Wepner's team launched a randomized, controlled trial in 30 women with fibromyalgia who also had low levels of vitamin D. Some of the women took supplements for 25 weeks and then were tracked for another 24 weeks.

Reporting in the February issue of the journal Pain, the researchers said those who took supplements reported less pain and morning fatigue over time than those who did not receive the supplements.

"Vitamin D may be regarded as a relatively safe and economical treatment and an extremely cost-effective alternative or adjunct to expensive pharmacological treatment," Wepner said in a journal news release.

Vitamin D levels should be monitored in fibromyalgia patients -- especially in the winter when levels can be lower due to less sun exposure -- and adjusted as necessary, Wepner said.

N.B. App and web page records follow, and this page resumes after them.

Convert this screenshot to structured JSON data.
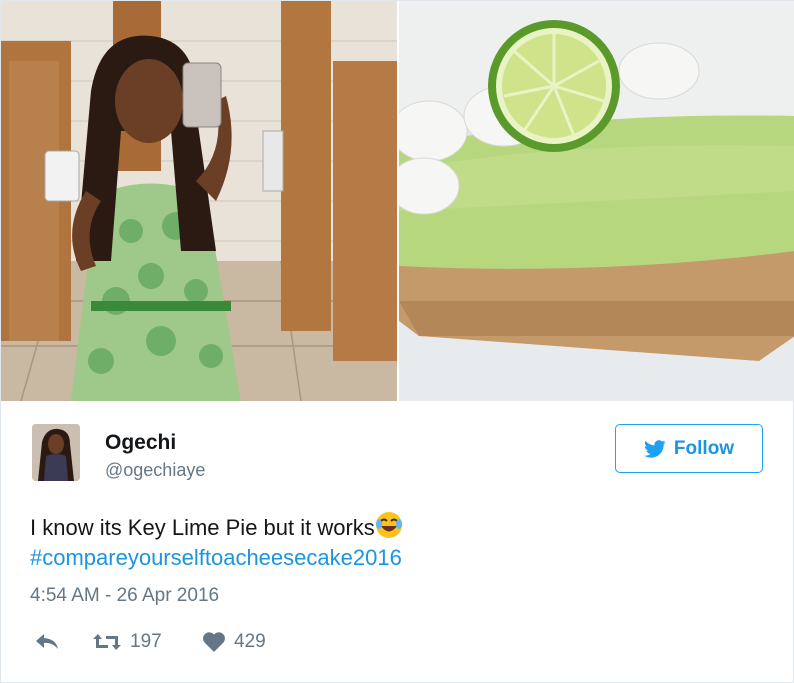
{
  "tweet": {
    "name": "Ogechi",
    "handle": "@ogechiaye",
    "follow_label": "Follow",
    "text": "I know its Key Lime Pie but it works",
    "hashtag": "#compareyourselftoacheesecake2016",
    "timestamp": "4:54 AM - 26 Apr 2016",
    "retweet_count": "197",
    "like_count": "429"
  },
  "icons": {
    "follow": "twitter-bird-icon",
    "reply": "reply-icon",
    "retweet": "retweet-icon",
    "like": "heart-icon",
    "emoji": "face-with-tears-of-joy-emoji"
  },
  "colors": {
    "accent": "#1b95e0",
    "muted": "#657786",
    "text": "#14171a"
  }
}
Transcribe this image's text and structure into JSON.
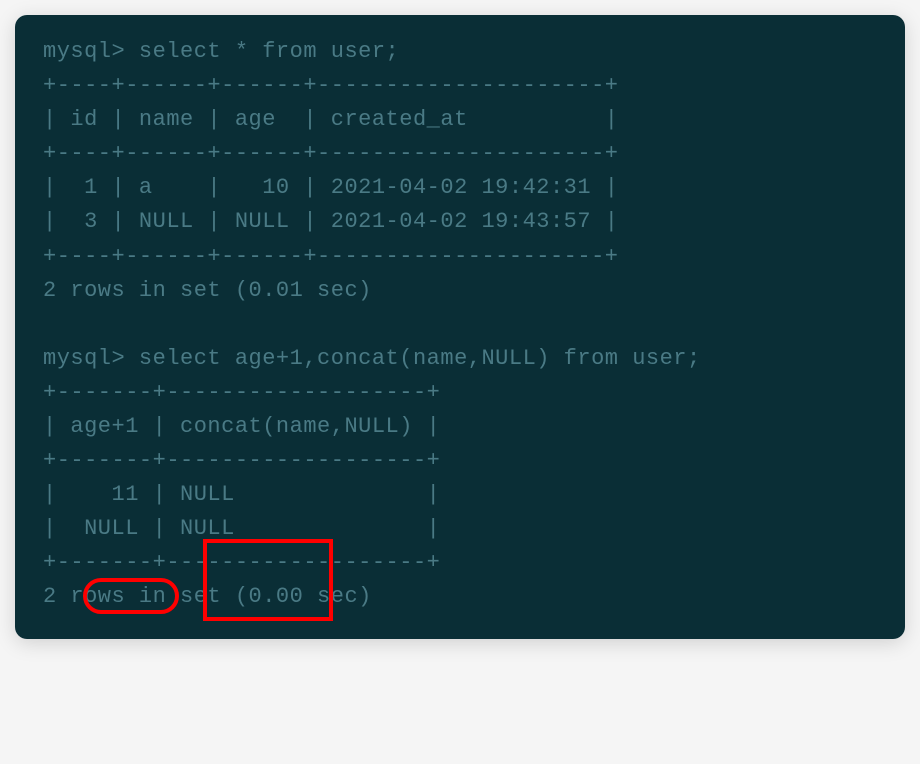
{
  "block1": {
    "query_line": "mysql> select * from user;",
    "border_top": "+----+------+------+---------------------+",
    "header": "| id | name | age  | created_at          |",
    "border_mid": "+----+------+------+---------------------+",
    "row1": "|  1 | a    |   10 | 2021-04-02 19:42:31 |",
    "row2": "|  3 | NULL | NULL | 2021-04-02 19:43:57 |",
    "border_bot": "+----+------+------+---------------------+",
    "footer": "2 rows in set (0.01 sec)"
  },
  "block2": {
    "query_line": "mysql> select age+1,concat(name,NULL) from user;",
    "border_top": "+-------+-------------------+",
    "header": "| age+1 | concat(name,NULL) |",
    "border_mid": "+-------+-------------------+",
    "row1": "|    11 | NULL              |",
    "row2": "|  NULL | NULL              |",
    "border_bot": "+-------+-------------------+",
    "footer": "2 rows in set (0.00 sec)"
  },
  "highlights": {
    "pill_null": "NULL (age+1 row2)",
    "box_nulls": "NULL concat column"
  },
  "chart_data": {
    "type": "table",
    "tables": [
      {
        "query": "select * from user;",
        "columns": [
          "id",
          "name",
          "age",
          "created_at"
        ],
        "rows": [
          {
            "id": 1,
            "name": "a",
            "age": 10,
            "created_at": "2021-04-02 19:42:31"
          },
          {
            "id": 3,
            "name": null,
            "age": null,
            "created_at": "2021-04-02 19:43:57"
          }
        ],
        "footer": "2 rows in set (0.01 sec)"
      },
      {
        "query": "select age+1,concat(name,NULL) from user;",
        "columns": [
          "age+1",
          "concat(name,NULL)"
        ],
        "rows": [
          {
            "age+1": 11,
            "concat(name,NULL)": null
          },
          {
            "age+1": null,
            "concat(name,NULL)": null
          }
        ],
        "footer": "2 rows in set (0.00 sec)"
      }
    ]
  }
}
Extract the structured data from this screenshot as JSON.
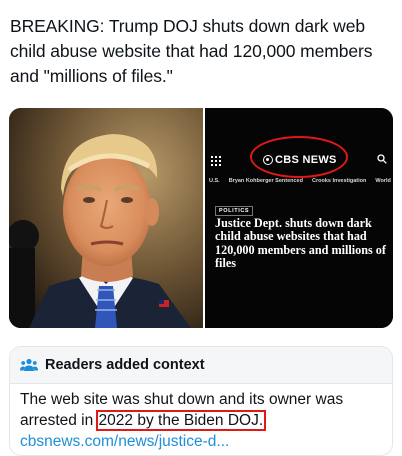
{
  "post": {
    "text": "BREAKING: Trump DOJ shuts down dark web child abuse website that had 120,000 members and \"millions of files.\""
  },
  "cbs": {
    "logo_text": "CBS NEWS",
    "nav": [
      "U.S.",
      "Bryan Kohberger Sentenced",
      "Crooks Investigation",
      "World"
    ],
    "tag": "POLITICS",
    "headline": "Justice Dept. shuts down dark child abuse websites that had 120,000 members and millions of files"
  },
  "context": {
    "title": "Readers added context",
    "text_before": "The web site was shut down and its owner was arrested in",
    "highlight": "2022 by the Biden DOJ.",
    "link": "cbsnews.com/news/justice-d..."
  },
  "colors": {
    "annotation_red": "#e01818",
    "link_blue": "#1d8fd8"
  }
}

Although the study was able to find an association between vitamin D supplementation and an easing of fibromyalgia pain, it did not prove a cause-and-effect link.

However, two experts on the illness said the findings make sense.

"Fibromyalgia patients and those with chronic pain should certainly have their vitamin D blood levels checked and, if low, consider supplementation under the guidance of a physician," said Dr. Kiran Patel, a pain medicine specialist at Lenox Hill Hospital in New York City who often treats people with fibromyalgia.

Dr. Houman Danesh, director of integrative pain management at Mount Sinai Hospital in New York City, agreed. "Vitamin D deficiency has been linked to chronic pain, and this study further strengthens the argument to replenish vitamin D in deficient individuals," he said.

"It is important to note that these patients were under the care of a physician during the vitamin repletion, and that it took months for the benefits to be shown," Danesh said. "This is expected, as vitamin D is a fat-soluble vitamin and is stored in fat cells. When a patient has low levels, those stores need to be replenished, and this takes weeks or months to occur."

Danesh cautioned, however, that people who worry that they are vitamin D-deficient should always check with their doctor before taking supplements. Taking in too much vitamin D can actually be toxic and cause harm, he said.

"Patients should consult their doctor if they think they are deficient or have their levels checked at their next physical," he said.

SOURCES: Kiran Patel, M.D, pain medicine specialist, Lenox Hill Hospital, New York City; Houman Danesh, M.D., director, integrative pain management, The Mount Sinai Hospital, New York City; Elsevier, press release, Jan. 17, 2014